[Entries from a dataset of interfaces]
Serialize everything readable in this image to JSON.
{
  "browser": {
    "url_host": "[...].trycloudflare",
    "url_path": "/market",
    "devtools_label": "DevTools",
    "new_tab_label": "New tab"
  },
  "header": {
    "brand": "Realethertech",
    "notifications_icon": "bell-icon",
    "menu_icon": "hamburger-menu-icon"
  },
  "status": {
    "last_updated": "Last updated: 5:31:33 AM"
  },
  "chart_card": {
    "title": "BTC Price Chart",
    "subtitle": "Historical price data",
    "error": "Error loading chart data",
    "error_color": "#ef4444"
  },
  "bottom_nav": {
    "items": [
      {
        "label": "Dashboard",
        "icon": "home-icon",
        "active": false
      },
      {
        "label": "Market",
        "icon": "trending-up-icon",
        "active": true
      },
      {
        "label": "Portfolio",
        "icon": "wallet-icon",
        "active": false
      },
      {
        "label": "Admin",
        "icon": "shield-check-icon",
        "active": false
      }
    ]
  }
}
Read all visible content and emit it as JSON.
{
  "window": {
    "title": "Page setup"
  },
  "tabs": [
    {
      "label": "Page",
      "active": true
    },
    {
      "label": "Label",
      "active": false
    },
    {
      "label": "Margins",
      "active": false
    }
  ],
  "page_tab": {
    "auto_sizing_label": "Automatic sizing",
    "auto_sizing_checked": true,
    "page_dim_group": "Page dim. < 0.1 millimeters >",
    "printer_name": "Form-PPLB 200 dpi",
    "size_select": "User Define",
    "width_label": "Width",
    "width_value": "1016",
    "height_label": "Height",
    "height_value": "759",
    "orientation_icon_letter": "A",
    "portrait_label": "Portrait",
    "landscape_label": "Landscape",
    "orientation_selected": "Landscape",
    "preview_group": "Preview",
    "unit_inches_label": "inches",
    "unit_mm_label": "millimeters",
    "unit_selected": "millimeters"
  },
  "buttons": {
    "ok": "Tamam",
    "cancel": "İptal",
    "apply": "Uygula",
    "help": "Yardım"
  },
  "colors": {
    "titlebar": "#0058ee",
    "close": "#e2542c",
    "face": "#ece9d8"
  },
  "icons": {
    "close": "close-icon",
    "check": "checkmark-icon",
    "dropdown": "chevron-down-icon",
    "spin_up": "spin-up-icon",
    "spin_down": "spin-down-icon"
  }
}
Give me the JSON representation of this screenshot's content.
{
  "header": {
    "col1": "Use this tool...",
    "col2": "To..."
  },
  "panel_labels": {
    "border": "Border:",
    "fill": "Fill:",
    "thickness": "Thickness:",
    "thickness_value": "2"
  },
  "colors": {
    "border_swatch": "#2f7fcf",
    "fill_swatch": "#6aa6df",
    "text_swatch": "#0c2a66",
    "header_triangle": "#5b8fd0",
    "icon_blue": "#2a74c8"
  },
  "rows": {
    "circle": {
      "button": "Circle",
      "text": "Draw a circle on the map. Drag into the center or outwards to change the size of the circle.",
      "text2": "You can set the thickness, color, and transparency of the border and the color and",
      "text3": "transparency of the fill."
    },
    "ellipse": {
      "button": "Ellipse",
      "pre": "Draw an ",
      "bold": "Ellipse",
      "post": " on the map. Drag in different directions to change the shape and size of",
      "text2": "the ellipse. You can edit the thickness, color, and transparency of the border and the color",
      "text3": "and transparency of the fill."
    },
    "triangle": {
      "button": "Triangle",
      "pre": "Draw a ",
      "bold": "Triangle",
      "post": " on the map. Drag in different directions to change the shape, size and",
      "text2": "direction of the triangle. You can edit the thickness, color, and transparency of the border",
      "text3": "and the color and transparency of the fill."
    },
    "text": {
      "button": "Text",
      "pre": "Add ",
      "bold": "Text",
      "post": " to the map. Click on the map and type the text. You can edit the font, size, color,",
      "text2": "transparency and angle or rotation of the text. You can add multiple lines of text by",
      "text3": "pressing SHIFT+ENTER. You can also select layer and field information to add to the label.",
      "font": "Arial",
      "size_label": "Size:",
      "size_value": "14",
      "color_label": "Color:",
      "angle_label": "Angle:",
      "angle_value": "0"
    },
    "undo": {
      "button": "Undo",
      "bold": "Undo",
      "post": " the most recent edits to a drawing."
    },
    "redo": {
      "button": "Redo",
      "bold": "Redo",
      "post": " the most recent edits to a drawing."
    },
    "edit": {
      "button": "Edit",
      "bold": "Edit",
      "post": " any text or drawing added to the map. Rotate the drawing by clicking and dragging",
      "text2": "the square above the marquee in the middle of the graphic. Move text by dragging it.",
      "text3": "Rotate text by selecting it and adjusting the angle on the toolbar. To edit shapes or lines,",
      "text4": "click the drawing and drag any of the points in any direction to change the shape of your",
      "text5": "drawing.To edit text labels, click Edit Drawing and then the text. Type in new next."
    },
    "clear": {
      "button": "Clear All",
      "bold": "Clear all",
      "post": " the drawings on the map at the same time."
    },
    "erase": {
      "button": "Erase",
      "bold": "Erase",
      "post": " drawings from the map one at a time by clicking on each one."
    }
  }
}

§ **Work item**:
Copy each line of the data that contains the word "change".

§ **Expected answer**:
      "text": "Draw a circle on the map. Drag into the center or outwards to change the size of the circle.",
      "post": " on the map. Drag in different directions to change the shape and size of",
      "post": " on the map. Drag in different directions to change the shape, size and",
      "text4": "click the drawing and drag any of the points in any direction to change the shape of your",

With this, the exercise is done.